One problem: those boss fights are rare and the moment-to-moment combat has fewer flourishes. Even for my bad brain, I started recognizing the sets of patterns The Origami King was playing with, making standard fights equal parts a pushover and boring. The game slowly adds more variety to these fights over time, but it happens too slowly. It’s almost as though The Origami King realizes it’s playing with some big ideas and wants players to spend time coming to grips with them, but waits too long for the training wheels to come off.
This issue is exasperated by the lack of interesting things to do elsewhere.
The focus in The Origami King is twofold—exploration and combat—and the ceiling of your enjoyment is directly tied to how much you enjoy doing the very specific tasks being asked in those modes. In exploration, it’s about searching high and low for hidden toads, each of whom quickly delivers a witty one-liner upon being found. The lines are pretty good, as is all of the sharp writing in The Origami King, but this is not a game where you’re going to spend a lot of time marinating in the storytelling, and the act of searching for these toads is frequently tiresome and a trite collectible. It’s something Nintendo often avoids in its games.
I find myself in a strange place with The Origami King. It’s weird and different in some very good ways, but too often, I’m waiting around for something more interesting to happen.
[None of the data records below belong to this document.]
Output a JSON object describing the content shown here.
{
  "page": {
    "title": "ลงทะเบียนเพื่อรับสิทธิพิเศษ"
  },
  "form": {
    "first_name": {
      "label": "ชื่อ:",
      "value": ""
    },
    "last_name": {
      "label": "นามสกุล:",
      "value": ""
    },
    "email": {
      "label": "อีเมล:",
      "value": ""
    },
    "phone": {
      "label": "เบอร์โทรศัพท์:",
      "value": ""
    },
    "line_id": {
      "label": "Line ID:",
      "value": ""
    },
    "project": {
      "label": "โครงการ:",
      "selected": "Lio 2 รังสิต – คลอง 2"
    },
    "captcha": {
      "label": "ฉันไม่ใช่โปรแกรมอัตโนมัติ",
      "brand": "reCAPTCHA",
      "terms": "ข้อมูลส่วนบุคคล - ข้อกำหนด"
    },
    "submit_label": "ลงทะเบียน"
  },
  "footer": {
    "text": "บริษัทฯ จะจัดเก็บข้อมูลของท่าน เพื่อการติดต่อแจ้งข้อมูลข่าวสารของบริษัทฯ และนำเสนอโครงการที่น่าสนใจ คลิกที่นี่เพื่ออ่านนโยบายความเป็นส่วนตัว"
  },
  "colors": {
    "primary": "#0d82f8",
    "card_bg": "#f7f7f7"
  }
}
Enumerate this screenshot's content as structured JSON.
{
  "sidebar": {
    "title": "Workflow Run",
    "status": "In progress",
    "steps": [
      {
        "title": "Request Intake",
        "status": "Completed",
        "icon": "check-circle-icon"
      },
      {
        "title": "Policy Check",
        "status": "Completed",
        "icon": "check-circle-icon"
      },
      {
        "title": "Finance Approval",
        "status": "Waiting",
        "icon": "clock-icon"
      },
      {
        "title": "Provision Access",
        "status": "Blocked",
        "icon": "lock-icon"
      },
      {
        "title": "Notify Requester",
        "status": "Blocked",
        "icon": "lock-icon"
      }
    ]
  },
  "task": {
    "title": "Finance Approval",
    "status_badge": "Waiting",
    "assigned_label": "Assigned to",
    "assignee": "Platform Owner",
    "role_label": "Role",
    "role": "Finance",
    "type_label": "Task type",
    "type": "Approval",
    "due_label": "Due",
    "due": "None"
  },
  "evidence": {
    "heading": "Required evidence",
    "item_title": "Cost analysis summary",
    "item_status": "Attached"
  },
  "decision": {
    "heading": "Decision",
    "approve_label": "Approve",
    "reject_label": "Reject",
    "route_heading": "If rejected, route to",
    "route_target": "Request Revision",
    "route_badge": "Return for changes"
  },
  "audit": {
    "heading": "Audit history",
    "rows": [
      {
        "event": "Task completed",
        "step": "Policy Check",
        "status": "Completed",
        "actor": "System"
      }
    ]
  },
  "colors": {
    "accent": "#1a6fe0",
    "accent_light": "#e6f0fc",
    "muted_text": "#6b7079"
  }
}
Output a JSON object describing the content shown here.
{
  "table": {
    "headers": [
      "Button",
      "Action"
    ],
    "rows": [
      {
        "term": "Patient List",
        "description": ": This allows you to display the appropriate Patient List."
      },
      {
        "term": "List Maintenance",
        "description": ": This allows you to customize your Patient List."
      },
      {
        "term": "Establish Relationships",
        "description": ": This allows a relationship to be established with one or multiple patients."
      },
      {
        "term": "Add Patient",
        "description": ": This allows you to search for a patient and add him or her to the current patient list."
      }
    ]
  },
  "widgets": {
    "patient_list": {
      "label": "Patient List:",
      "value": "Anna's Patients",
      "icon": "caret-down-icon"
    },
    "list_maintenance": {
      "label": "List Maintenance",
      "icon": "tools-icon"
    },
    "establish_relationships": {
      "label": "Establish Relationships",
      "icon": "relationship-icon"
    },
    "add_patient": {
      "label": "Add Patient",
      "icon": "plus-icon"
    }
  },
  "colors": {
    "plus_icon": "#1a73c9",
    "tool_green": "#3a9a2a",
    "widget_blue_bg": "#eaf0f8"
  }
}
It seems like the perfect game to slowly pick at during this obnoxiously hot summer, and maybe it gets more interesting in the second half as more ideas are layered into combat, but I can’t help but feel The Origami King is built around a cool concept and not much more.